Indigenous Thoughts Network
PHILOSOPHY AND RELIGION
PHILOSOPHY BY REGION
Where the Rivers Meet (WTRM) Website
PHILOSOPHY STUDYING HEALTH AND ABILITY
Identity is not simply a socio-cultural or political expresson of who we are as individuals and members of groups; it is not a luxury or politically correct thing to do. Identity is a pure matter of survival; it provides a world view, an orientation and it is hard wired into our brains and cognitive processes.
I think as a society we are starting to get it. In the late 80s and early 90s I had the opportunity to work with people whom we termed "developmentally challenged" which we don't use anymore. The whole treatment program and ways we managed our supports had nothing to do with the unique demands of socio-cultural identity; we just asssumed all humans ar the same and have the same needs. Society does not think that way anymore. Working with physical or mental health issues incorporates and weaves in "who we are" as part of our treatment. Yes, the human species is capable of learning: this is an example.
Before us, as philosophers we need to look at relationships of research points that I can think of: Does our ethics and value theory incorporate the whole person (including world view) in our treatment plans; why do we continue to label people "patients" and not work in "patients" as partners in the healing process or "dis"ease management strategies?
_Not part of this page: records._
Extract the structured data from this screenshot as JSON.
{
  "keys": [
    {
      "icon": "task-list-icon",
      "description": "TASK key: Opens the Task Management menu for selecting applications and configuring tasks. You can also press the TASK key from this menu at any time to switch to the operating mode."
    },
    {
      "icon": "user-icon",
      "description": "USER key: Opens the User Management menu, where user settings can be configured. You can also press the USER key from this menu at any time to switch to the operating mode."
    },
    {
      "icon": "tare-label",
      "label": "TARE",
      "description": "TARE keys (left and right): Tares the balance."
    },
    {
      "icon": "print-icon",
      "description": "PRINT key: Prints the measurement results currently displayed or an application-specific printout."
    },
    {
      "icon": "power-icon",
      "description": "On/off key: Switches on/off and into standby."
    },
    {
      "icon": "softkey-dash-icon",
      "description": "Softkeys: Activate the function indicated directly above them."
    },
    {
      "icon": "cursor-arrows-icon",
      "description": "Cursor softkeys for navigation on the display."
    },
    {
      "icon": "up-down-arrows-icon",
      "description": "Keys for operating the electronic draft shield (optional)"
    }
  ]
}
If we include world view, do we do as philosophers recognize the indigenous thinking and philosophy staring at us through his or her eyes? What of the world view of the person?
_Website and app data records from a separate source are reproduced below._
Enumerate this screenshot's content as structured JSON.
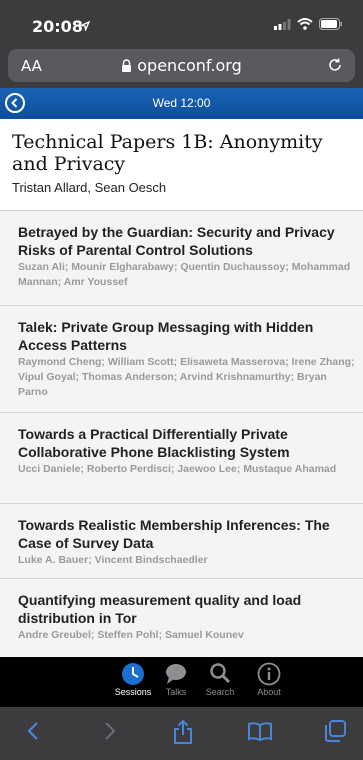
{
  "status": {
    "time": "20:08"
  },
  "browser": {
    "text_size": "AA",
    "domain": "openconf.org"
  },
  "header": {
    "title": "Wed 12:00"
  },
  "session": {
    "title": "Technical Papers 1B: Anonymity and Privacy",
    "chairs": "Tristan Allard, Sean Oesch"
  },
  "papers": [
    {
      "title": "Betrayed by the Guardian: Security and Privacy Risks of Parental Control Solutions",
      "authors": "Suzan Ali; Mounir Elgharabawy; Quentin Duchaussoy; Mohammad Mannan; Amr Youssef"
    },
    {
      "title": "Talek: Private Group Messaging with Hidden Access Patterns",
      "authors": "Raymond Cheng; William Scott; Elisaweta Masserova; Irene Zhang; Vipul Goyal; Thomas Anderson; Arvind Krishnamurthy; Bryan Parno"
    },
    {
      "title": "Towards a Practical Differentially Private Collaborative Phone Blacklisting System",
      "authors": "Ucci Daniele; Roberto Perdisci; Jaewoo Lee; Mustaque Ahamad"
    },
    {
      "title": "Towards Realistic Membership Inferences: The Case of Survey Data",
      "authors": "Luke A. Bauer; Vincent Bindschaedler"
    },
    {
      "title": "Quantifying measurement quality and load distribution in Tor",
      "authors": "Andre Greubel; Steffen Pohl; Samuel Kounev"
    }
  ],
  "tabs": {
    "sessions": "Sessions",
    "talks": "Talks",
    "search": "Search",
    "about": "About"
  },
  "colors": {
    "header_blue": "#1a63b6",
    "active_tab": "#1a6fd1"
  }
}
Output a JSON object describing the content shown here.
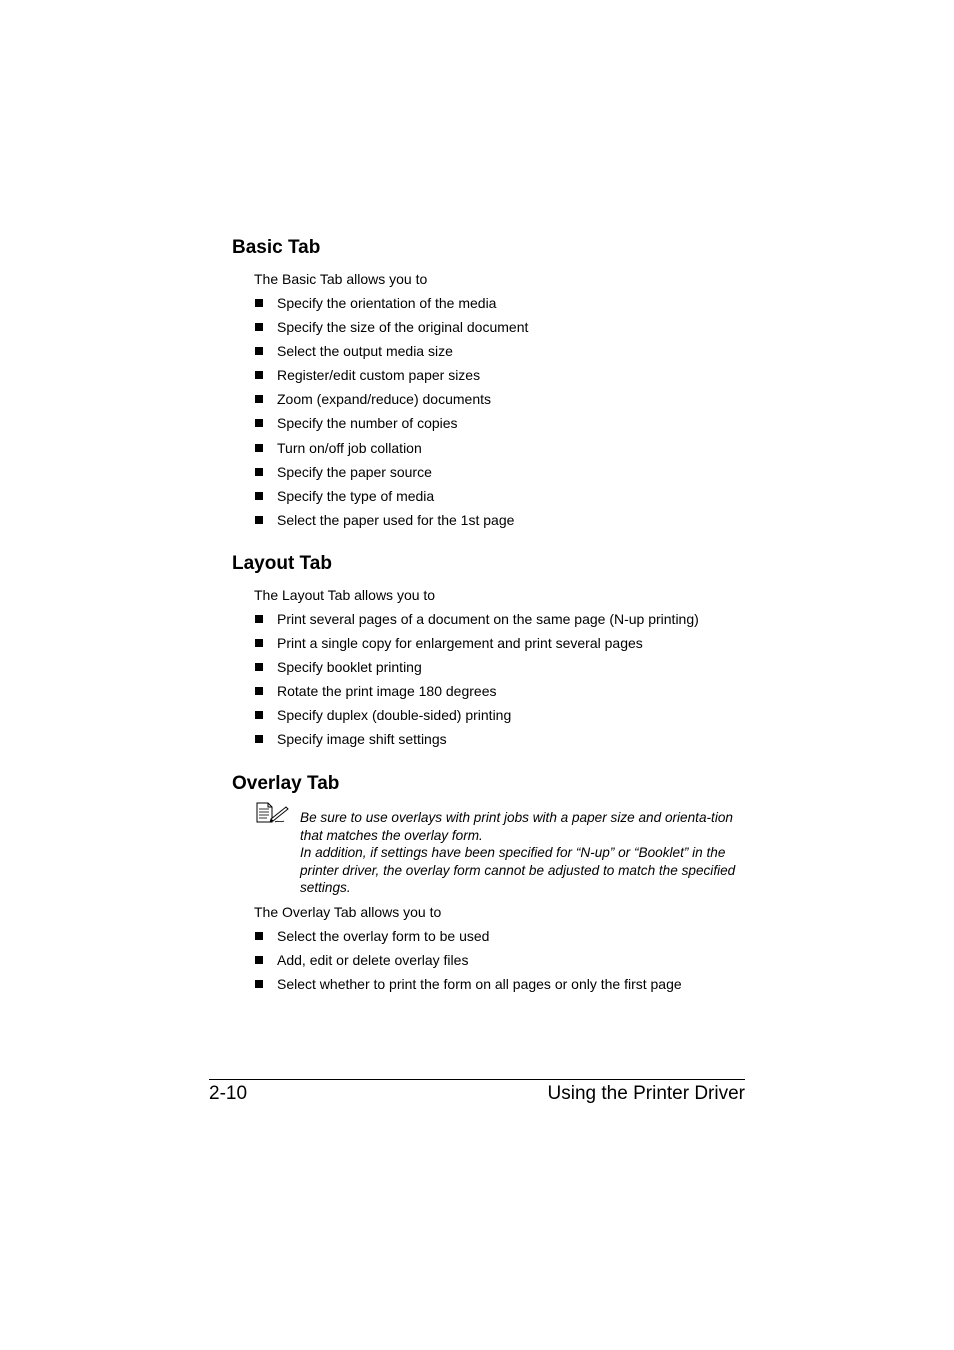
{
  "sections": [
    {
      "title": "Basic Tab",
      "intro": "The Basic Tab allows you to",
      "items": [
        "Specify the orientation of the media",
        "Specify the size of the original document",
        "Select the output media size",
        "Register/edit custom paper sizes",
        "Zoom (expand/reduce) documents",
        "Specify the number of copies",
        "Turn on/off job collation",
        "Specify the paper source",
        "Specify the type of media",
        "Select the paper used for the 1st page"
      ]
    },
    {
      "title": "Layout Tab",
      "intro": "The Layout Tab allows you to",
      "items": [
        "Print several pages of a document on the same page (N-up printing)",
        "Print a single copy for enlargement and print several pages",
        "Specify booklet printing",
        "Rotate the print image 180 degrees",
        "Specify duplex (double-sided) printing",
        "Specify image shift settings"
      ]
    },
    {
      "title": "Overlay Tab",
      "note": {
        "icon": "note-pencil-icon",
        "lines": [
          "Be sure to use overlays with print jobs with a paper size and orienta-tion that matches the overlay form.",
          "In addition, if settings have been specified for “N-up” or “Booklet” in the printer driver, the overlay form cannot be adjusted to match the specified settings."
        ]
      },
      "intro": "The Overlay Tab allows you to",
      "items": [
        "Select the overlay form to be used",
        "Add, edit or delete overlay files",
        "Select whether to print the form on all pages or only the first page"
      ]
    }
  ],
  "footer": {
    "page_number": "2-10",
    "chapter_title": "Using the Printer Driver"
  }
}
The health care system on reserves as well as those aboriginal health organizations in urban centers "buy into" two things; (1) the monopolizaiton of medication - pharmacare big business and rely less heavily on alternative, wholistic and indigenous healing knowledge and materials and (2) indigenous health treatment minimizes the role of belief , ritual and traditions. More and more our heatlh services are western, power based and hierarchial; worse we look at those who are ill as patients in an authoritative way that is not reflective of egalitarian principles.